(eTN) – Information was finally confirmed that on Saturday, July 9 no flights will be allowed into the airport in Juba, although it appears that no NOTAM has been formally issued, while still in the domain of the “united” Sudan civil aviation body in Khartoum until independence finally arrives in the south when their flag will be officially raised on Saturday. In fact, some air operators have hinted that a second day of no flights was likely but were unable to confirm, even at this late stage, if that second day would be tomorrow on July 8 or Sunday, July 10.
Commercial passenger flights are hence not expected to resume normal levels before July 11 and even now all Juba flights are fully booked and the same can be expected on the outbound flights as of next week, when scheduled operations resume.
Sources in Juba did confirm that the lack of a formal NOTAM was making it difficult for airlines presently flying into the South Sudan from Nairobi, Addis, and Entebbe but also confirmed that they had notified the local airline offices at the Juba airport to inform their head offices accordingly, verbally as Khartoum had not issued formal notices.
However, that said, problems with flight clearances appear to have taken place already today when an Air Uganda flight had to delay due to lack of clearance by Juba airport, but this was resolved swiftly it appears and the flight, fully booked, took off for the soon-to-be capital of the new Republic of South Sudan.
When that historic development has taken place, a new civil aviation authority or department of civil aviation will then oversee the sector from Juba as all oversight functions from Khartoum will have ceased on Independence Day.

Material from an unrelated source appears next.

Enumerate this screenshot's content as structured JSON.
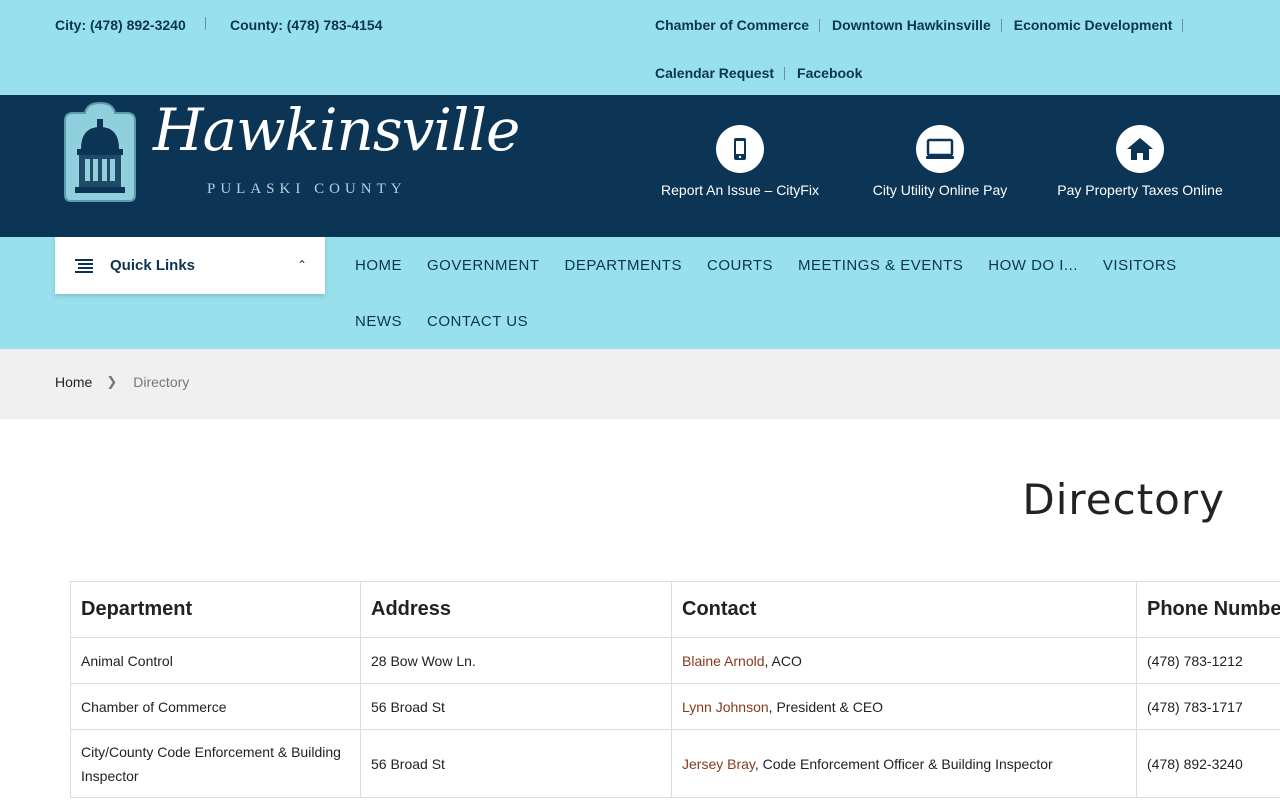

The new Republic of South Sudan will then also become an ICAO member directly, something which is also due to happen in the international telecommunications, postal, banking, and other sectors which are governed by global bodies where only the Khartoum regime was represented in the past.